**What the task asks**
Repeat the records. Leave nothing out.

Collected data:
*** Begin section ***
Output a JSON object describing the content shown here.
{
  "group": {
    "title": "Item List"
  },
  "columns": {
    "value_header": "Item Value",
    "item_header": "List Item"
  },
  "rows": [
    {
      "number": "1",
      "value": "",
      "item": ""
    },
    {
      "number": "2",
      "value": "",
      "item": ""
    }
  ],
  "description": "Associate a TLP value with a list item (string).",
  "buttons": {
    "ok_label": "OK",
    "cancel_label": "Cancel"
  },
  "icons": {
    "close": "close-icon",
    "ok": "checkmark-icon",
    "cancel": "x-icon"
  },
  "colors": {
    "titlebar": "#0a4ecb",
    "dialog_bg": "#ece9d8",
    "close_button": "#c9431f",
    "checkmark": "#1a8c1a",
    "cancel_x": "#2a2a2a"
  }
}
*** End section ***
**Result for this exercise**
Output a JSON object describing the content shown here.
{
  "group": {
    "title": "Item List"
  },
  "columns": {
    "value_header": "Item Value",
    "item_header": "List Item"
  },
  "rows": [
    {
      "number": "1",
      "value": "",
      "item": ""
    },
    {
      "number": "2",
      "value": "",
      "item": ""
    }
  ],
  "description": "Associate a TLP value with a list item (string).",
  "buttons": {
    "ok_label": "OK",
    "cancel_label": "Cancel"
  },
  "icons": {
    "close": "close-icon",
    "ok": "checkmark-icon",
    "cancel": "x-icon"
  },
  "colors": {
    "titlebar": "#0a4ecb",
    "dialog_bg": "#ece9d8",
    "close_button": "#c9431f",
    "checkmark": "#1a8c1a",
    "cancel_x": "#2a2a2a"
  }
}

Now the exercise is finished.